» **WORK ITEM**
I'd like the data beneath this line reproduced exactly, without any of its images.

Website and app data records:

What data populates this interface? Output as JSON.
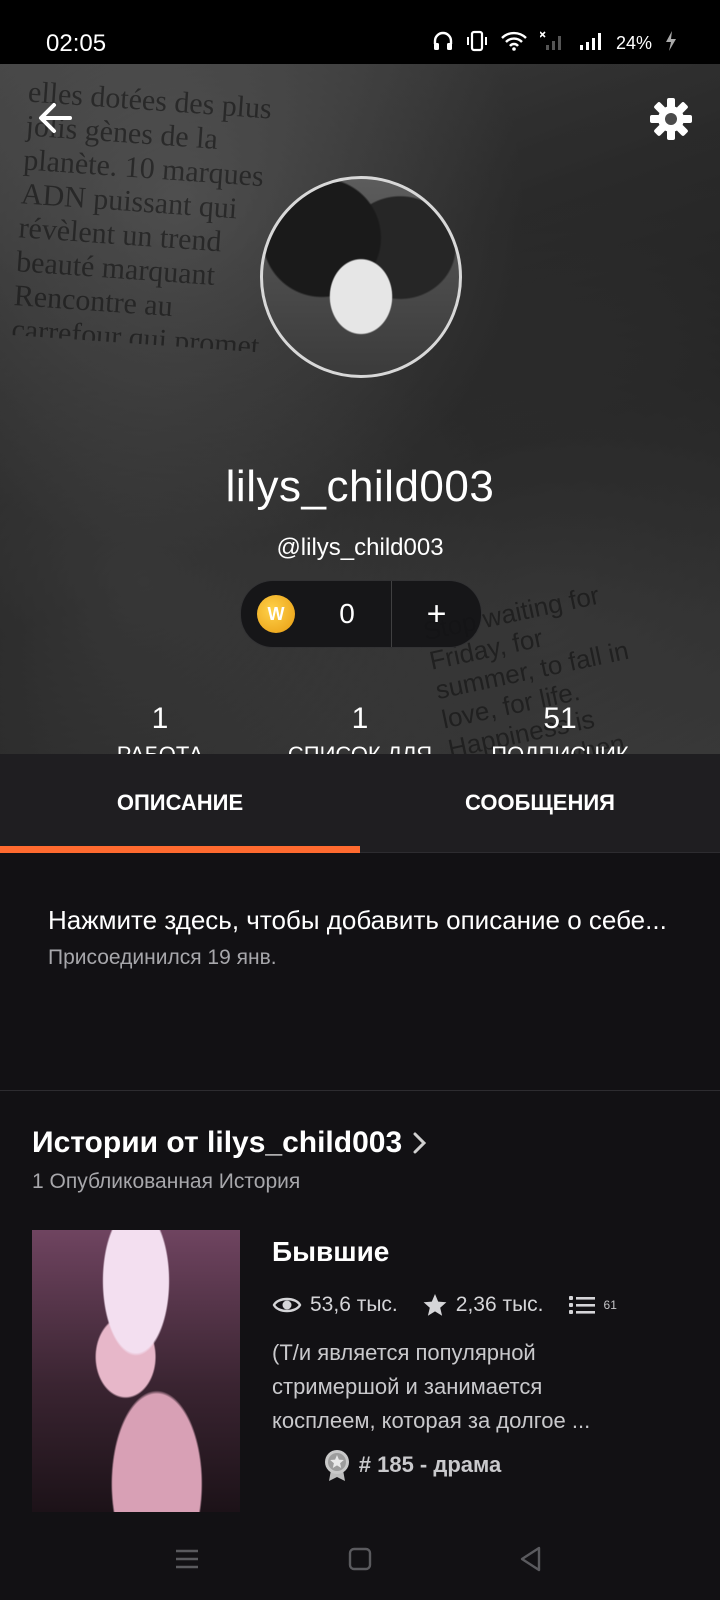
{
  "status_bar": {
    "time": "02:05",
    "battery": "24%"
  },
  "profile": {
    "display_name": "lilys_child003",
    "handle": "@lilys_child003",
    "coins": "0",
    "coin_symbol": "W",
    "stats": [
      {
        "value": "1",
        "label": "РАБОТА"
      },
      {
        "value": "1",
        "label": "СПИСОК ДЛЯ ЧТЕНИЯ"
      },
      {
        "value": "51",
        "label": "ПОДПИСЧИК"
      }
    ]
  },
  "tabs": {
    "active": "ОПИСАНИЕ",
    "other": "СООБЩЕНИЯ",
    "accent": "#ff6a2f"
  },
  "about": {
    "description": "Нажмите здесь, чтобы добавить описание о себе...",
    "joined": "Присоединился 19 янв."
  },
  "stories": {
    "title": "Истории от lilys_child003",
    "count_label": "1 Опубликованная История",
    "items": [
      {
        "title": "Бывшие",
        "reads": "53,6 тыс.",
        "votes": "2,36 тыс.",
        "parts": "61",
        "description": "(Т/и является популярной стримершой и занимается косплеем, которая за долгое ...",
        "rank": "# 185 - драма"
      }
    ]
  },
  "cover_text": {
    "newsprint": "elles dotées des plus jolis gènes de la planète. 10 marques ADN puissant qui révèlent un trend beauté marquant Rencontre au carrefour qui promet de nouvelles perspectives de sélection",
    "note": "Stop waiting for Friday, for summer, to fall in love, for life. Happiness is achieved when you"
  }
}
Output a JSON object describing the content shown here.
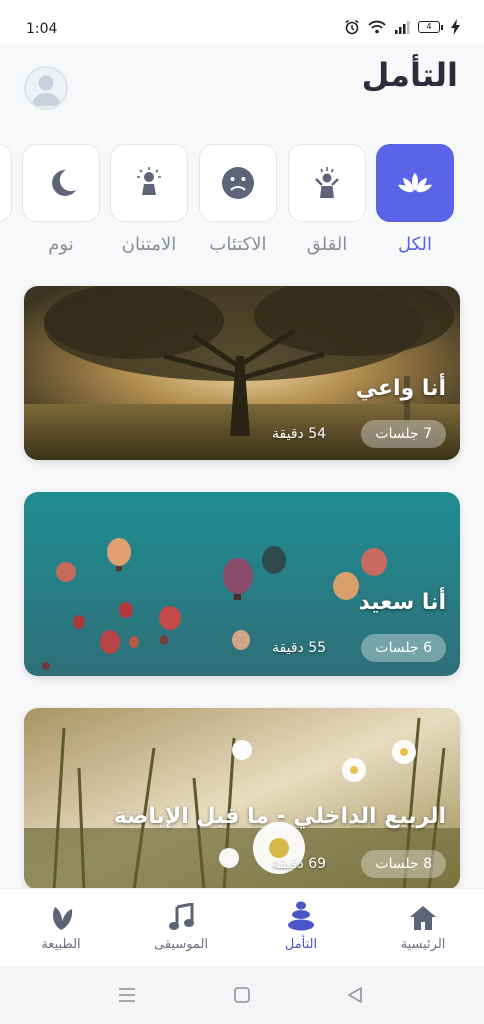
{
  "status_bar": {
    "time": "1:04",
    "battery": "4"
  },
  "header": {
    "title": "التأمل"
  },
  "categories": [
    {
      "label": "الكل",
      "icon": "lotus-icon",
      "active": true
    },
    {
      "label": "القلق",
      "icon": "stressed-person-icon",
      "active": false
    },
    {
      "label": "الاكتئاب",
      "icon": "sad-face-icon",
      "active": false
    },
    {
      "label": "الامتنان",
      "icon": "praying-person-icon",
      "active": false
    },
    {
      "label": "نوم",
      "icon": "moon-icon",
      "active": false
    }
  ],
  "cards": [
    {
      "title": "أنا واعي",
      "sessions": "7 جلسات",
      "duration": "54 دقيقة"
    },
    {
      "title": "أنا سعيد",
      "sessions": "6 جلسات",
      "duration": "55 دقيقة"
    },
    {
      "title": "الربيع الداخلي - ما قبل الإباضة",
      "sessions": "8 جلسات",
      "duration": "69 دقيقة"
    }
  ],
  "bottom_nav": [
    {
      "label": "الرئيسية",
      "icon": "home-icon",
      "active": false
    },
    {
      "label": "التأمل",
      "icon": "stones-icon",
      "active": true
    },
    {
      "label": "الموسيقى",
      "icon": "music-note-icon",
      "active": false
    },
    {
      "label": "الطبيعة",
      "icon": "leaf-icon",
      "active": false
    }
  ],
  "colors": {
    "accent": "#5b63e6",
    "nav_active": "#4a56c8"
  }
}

» **RESPONSE FOR THIS EXERCISE**
What data populates this interface? Output as JSON.
{
  "status_bar": {
    "time": "02:05",
    "battery": "24%"
  },
  "profile": {
    "display_name": "lilys_child003",
    "handle": "@lilys_child003",
    "coins": "0",
    "coin_symbol": "W",
    "stats": [
      {
        "value": "1",
        "label": "РАБОТА"
      },
      {
        "value": "1",
        "label": "СПИСОК ДЛЯ ЧТЕНИЯ"
      },
      {
        "value": "51",
        "label": "ПОДПИСЧИК"
      }
    ]
  },
  "tabs": {
    "active": "ОПИСАНИЕ",
    "other": "СООБЩЕНИЯ",
    "accent": "#ff6a2f"
  },
  "about": {
    "description": "Нажмите здесь, чтобы добавить описание о себе...",
    "joined": "Присоединился 19 янв."
  },
  "stories": {
    "title": "Истории от lilys_child003",
    "count_label": "1 Опубликованная История",
    "items": [
      {
        "title": "Бывшие",
        "reads": "53,6 тыс.",
        "votes": "2,36 тыс.",
        "parts": "61",
        "description": "(Т/и является популярной стримершой и занимается косплеем, которая за долгое ...",
        "rank": "# 185 - драма"
      }
    ]
  },
  "cover_text": {
    "newsprint": "elles dotées des plus jolis gènes de la planète. 10 marques ADN puissant qui révèlent un trend beauté marquant Rencontre au carrefour qui promet de nouvelles perspectives de sélection",
    "note": "Stop waiting for Friday, for summer, to fall in love, for life. Happiness is achieved when you"
  }
}
Output a JSON object describing the content shown here.
{
  "status_bar": {
    "time": "1:04",
    "battery": "4"
  },
  "header": {
    "title": "التأمل"
  },
  "categories": [
    {
      "label": "الكل",
      "icon": "lotus-icon",
      "active": true
    },
    {
      "label": "القلق",
      "icon": "stressed-person-icon",
      "active": false
    },
    {
      "label": "الاكتئاب",
      "icon": "sad-face-icon",
      "active": false
    },
    {
      "label": "الامتنان",
      "icon": "praying-person-icon",
      "active": false
    },
    {
      "label": "نوم",
      "icon": "moon-icon",
      "active": false
    }
  ],
  "cards": [
    {
      "title": "أنا واعي",
      "sessions": "7 جلسات",
      "duration": "54 دقيقة"
    },
    {
      "title": "أنا سعيد",
      "sessions": "6 جلسات",
      "duration": "55 دقيقة"
    },
    {
      "title": "الربيع الداخلي - ما قبل الإباضة",
      "sessions": "8 جلسات",
      "duration": "69 دقيقة"
    }
  ],
  "bottom_nav": [
    {
      "label": "الرئيسية",
      "icon": "home-icon",
      "active": false
    },
    {
      "label": "التأمل",
      "icon": "stones-icon",
      "active": true
    },
    {
      "label": "الموسيقى",
      "icon": "music-note-icon",
      "active": false
    },
    {
      "label": "الطبيعة",
      "icon": "leaf-icon",
      "active": false
    }
  ],
  "colors": {
    "accent": "#5b63e6",
    "nav_active": "#4a56c8"
  }
}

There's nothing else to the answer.